Another gift to be found in the Dark Wood was widely recognized by the ancients, but is perhaps the least understood in modern times. The purpose of ancient myths and stories was not to teach us history or science, but to help map out the “world within the world”–the invisible geography that humanity may use to avoid life’s dead ends and lead it to a place of fullness and freedom. Because the geography is not visible to the naked eye, traversing it is always a bit like journeying into the darkness. Yet just as dark colors placed next to bright ones make the brightness more pronounced, so our journey through the Dark Wood need not be a depressing one. In fact, it may be downright electrifying.
In every mythology in the ancient Near East, the elements of lightning and thunder are depicted regularly, and in similar fashion: as instruments for conveying the voice of the highest deity. The imagery is the same whether one is examining the monotheistic, Yahweh-worshiping culture of ancient Israel or the polytheistic, Marduk-worshiping culture of Mesopotamia.
It is the same for Zeus among the Greeks (That’s not a football in his hand),
Tahundi and Ivriz among the Anatolian cultures,
and Baal among the Canaanites. (His wooden lightning bolt and thunder clapper are long gone.)
In their artistic representations as well as their literature, each of these cultures envisions their most high (or only) deity speaking to us most centrally through lightning and thunder.
Here is one of many examples from the Hebrew scriptures (Job 37:1-5):
At this my heart pounds and leaps from its place. Listen! Listen to the roar of God’s voice, to the rumbling that comes from God’s mouth. God unleashes God’s lightning beneath the whole heaven and sends it to the ends of the earth. After that comes the sound of God’s roar; God thunders with God’s majestic voice. When God’s voice resounds, God holds nothing back. God’s voice thunders in marvelous ways; God does great things beyond our understanding.
Why are thunder and lightning so commonly depicted as conveying the voice of the divine? The conventional assumption has long been that “primitive” cultures invented such myths to explain the origin of thunder and lightning. This assumption is more the product of modern scientific imagination than mythological imagination. The purpose was not to explain where lightning and thunder come from, but to explain where the voice of God comes from, and more importantly, how it comes to us.
Have you ever experienced a sudden flash of insight or awareness that rocked your whole world? Why do we describe these moments as “sudden flashes” where there is nothing to see? Why do we claim they “rock” our world when the actual world around us remains stable? Like the ancients we, too, are forced to convey interior phenomena using concrete, external metaphors.

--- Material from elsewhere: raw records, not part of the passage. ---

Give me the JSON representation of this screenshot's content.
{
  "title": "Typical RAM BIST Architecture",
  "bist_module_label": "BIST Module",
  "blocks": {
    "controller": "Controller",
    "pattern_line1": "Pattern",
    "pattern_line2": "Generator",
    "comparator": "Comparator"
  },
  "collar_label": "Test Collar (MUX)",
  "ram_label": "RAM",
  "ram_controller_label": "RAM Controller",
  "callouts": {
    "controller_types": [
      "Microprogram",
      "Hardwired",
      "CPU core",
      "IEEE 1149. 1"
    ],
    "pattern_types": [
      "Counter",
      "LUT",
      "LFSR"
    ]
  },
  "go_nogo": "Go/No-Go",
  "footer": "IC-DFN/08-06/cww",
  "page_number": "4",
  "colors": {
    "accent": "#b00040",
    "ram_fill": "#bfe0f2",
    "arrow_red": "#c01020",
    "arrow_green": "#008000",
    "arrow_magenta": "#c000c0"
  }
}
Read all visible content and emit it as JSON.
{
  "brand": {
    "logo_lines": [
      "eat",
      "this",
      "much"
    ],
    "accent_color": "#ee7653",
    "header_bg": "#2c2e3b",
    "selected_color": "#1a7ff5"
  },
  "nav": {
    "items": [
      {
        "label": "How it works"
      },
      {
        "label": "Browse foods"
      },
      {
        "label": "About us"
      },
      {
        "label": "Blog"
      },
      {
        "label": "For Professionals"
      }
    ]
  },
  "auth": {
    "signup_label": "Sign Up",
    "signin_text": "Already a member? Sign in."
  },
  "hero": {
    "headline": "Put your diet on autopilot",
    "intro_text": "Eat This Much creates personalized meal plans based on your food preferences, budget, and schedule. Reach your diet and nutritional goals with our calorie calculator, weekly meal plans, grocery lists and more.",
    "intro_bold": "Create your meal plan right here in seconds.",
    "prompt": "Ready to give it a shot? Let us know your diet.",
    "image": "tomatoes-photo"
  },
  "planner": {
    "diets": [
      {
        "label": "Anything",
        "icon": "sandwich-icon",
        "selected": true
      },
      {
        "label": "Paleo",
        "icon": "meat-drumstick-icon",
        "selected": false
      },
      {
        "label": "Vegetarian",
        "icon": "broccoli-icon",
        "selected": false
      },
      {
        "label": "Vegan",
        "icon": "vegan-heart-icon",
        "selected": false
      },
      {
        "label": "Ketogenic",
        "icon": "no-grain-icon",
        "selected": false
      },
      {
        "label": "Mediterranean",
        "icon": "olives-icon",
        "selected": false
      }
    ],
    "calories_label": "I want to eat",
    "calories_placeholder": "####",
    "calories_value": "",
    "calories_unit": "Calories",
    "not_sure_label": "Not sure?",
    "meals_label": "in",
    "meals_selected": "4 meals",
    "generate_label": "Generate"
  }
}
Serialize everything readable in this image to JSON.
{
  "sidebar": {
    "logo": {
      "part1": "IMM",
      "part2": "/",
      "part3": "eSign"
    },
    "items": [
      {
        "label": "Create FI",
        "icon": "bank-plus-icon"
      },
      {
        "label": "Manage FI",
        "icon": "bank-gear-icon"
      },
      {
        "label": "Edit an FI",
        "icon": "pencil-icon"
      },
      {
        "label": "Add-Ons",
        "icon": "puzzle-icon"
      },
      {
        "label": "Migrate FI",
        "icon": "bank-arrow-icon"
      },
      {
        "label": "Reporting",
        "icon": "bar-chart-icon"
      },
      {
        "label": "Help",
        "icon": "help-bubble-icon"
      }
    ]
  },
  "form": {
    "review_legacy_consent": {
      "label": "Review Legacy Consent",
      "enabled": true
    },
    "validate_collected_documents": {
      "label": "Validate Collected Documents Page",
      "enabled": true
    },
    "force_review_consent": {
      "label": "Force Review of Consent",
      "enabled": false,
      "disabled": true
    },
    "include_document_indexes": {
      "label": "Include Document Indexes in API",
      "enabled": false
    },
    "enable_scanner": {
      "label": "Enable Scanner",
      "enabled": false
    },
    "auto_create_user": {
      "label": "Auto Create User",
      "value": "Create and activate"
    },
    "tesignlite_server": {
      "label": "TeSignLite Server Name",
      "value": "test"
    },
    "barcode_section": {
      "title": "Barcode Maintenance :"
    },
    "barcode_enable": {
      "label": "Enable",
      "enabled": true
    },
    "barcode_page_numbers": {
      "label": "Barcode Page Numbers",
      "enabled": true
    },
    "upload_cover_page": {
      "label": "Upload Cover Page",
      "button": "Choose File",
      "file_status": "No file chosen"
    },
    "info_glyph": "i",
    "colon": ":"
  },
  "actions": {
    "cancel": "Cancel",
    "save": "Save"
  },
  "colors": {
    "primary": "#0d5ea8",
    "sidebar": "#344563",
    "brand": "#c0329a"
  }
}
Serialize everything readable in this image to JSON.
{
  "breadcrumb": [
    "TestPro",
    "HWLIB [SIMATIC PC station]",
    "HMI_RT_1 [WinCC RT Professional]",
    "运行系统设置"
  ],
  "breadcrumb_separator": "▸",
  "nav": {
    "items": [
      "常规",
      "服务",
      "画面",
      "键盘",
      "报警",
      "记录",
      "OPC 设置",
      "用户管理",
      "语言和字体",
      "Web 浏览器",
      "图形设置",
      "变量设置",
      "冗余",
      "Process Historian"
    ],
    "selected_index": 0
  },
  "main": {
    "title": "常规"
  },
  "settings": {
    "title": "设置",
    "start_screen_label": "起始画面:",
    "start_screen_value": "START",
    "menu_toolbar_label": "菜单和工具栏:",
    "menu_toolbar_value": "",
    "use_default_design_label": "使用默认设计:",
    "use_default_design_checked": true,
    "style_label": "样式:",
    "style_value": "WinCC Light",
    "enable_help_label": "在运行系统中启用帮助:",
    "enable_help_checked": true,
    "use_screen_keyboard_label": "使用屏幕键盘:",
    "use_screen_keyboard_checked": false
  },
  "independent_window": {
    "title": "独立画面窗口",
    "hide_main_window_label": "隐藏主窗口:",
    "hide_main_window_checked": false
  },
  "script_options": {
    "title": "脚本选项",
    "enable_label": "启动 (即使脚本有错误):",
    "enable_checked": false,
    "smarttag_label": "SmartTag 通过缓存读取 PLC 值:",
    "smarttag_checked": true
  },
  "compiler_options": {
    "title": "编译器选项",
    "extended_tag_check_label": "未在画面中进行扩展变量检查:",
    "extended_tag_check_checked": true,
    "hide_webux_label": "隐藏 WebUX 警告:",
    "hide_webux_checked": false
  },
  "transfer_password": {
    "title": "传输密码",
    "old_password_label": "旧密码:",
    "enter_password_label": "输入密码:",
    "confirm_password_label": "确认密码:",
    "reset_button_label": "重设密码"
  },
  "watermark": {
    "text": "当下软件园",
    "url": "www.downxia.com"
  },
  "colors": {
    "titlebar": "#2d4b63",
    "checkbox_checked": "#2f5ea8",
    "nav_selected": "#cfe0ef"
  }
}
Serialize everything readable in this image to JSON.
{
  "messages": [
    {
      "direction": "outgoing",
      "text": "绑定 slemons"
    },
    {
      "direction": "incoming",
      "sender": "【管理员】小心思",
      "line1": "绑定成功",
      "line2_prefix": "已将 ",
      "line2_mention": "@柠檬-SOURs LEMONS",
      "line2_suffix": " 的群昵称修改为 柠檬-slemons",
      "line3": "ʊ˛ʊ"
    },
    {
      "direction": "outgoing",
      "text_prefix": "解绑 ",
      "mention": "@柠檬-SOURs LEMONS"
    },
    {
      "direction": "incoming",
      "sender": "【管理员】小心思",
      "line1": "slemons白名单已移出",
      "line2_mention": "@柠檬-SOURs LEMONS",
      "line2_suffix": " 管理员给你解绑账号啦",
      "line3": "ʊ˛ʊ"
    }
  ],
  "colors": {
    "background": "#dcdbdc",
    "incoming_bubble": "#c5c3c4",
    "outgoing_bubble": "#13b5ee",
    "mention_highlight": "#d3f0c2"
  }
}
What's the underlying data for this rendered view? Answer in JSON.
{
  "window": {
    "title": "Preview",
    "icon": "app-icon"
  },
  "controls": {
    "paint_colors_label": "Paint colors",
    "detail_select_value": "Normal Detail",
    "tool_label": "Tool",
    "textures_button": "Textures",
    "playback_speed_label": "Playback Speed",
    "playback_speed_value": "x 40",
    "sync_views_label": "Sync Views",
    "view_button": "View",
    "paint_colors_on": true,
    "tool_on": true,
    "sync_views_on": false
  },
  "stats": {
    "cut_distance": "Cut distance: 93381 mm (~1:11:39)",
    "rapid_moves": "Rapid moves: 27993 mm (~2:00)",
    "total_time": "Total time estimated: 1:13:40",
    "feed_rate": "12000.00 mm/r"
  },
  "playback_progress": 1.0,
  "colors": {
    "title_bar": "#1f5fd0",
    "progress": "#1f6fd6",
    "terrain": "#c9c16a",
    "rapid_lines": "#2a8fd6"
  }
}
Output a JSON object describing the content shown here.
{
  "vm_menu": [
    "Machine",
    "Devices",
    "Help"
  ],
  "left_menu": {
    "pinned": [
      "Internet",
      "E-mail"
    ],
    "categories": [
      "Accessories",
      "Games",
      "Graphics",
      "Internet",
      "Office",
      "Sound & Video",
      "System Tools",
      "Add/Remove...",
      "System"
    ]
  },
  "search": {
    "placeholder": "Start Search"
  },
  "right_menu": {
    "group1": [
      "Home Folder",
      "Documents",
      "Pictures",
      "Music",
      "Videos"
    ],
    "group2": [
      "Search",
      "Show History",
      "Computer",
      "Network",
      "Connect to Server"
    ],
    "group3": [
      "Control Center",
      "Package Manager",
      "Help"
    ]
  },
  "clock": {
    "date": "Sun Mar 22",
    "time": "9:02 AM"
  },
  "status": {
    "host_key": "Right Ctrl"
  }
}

What the ancients were trying to tell us, which we moderns are to “sophisticated” to realize, is how the deity’s voice is conveyed to us. When the ancients spoke of the deity flashing lightning and chasing it with claps of thunder, they meant that the voice of the divine often comes through momentary flashes of intuition or awareness that trigger sensations to well up within us like rolling thunder.
What are the moments in your life when “the light bulb came on,” or you had an “ah-ha” moment or a “moment of clarity” that impacted your life’s direction in some way?
While many can find a handful of times when they’ve experienced flashes of insight, most of us find the thunder easier to locate. The same is true in an actual storm: we may miss the lightning entirely, as it’s brief, soundless, and often comes from a distant place, but even quiet thunder is hard to miss. Inwardly, even if we overlook the inner realization that triggers them, we sense the ongoing reverberations caused by the lightning, sometimes for years. I cannot remember the specific moment when I first realized that I wanted to marry my wife, for instance, but the reverberations have continued to thunder for twenty-three years and counting.
Nearly every religion and culture on the planet has its way of stating that one of the best ways to hear the voice of the divine is to pay attention to the “lightning and thunder.” In the Dark Wood of our interior journey, when the lightning flashes and thunder reverberates powerfully and repeatedly in the same location, it is a good sign that we are to move in the direction it indicates. We feel drawn to move in this direction because it calls to our deepest self and feels most natural.